▶ [EXERCISE DESCRIPTION] The answer must consist of each line below that contains the word "Election", copied in full.

▼

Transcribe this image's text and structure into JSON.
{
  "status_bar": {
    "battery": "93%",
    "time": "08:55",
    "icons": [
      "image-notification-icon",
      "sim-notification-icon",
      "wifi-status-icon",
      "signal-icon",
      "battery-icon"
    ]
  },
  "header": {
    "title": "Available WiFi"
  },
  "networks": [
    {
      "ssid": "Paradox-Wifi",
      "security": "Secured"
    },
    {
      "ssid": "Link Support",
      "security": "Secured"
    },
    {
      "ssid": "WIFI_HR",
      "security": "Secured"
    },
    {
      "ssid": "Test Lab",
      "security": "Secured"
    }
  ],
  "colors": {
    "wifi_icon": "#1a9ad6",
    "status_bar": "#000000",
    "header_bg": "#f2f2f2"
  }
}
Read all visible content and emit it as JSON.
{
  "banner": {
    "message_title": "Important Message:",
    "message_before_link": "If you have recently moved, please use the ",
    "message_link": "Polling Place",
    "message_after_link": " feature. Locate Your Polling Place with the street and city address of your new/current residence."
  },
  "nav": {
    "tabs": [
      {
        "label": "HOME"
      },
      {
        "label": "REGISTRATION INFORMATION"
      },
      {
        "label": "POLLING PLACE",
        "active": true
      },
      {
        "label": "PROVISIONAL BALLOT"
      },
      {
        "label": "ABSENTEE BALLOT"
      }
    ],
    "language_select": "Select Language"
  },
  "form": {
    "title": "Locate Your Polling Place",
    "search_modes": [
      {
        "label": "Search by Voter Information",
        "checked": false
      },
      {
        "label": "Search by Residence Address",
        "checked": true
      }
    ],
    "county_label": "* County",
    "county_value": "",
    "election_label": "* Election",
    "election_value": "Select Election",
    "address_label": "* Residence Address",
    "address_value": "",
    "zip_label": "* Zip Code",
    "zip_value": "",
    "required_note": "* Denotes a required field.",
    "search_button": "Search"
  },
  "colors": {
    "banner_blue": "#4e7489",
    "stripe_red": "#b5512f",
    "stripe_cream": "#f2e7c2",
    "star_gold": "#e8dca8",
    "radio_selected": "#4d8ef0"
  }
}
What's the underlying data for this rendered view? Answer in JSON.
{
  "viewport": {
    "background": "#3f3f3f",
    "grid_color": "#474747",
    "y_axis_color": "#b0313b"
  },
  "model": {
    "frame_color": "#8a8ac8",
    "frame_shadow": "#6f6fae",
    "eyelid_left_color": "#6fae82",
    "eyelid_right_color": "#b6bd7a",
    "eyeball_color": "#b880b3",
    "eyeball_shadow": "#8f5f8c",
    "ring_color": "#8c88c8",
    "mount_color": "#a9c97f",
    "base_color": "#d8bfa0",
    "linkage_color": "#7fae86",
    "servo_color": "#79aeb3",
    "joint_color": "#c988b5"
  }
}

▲

▶ [ANSWER TO THIS TASK]
    "election_label": "* Election",
    "election_value": "Select Election",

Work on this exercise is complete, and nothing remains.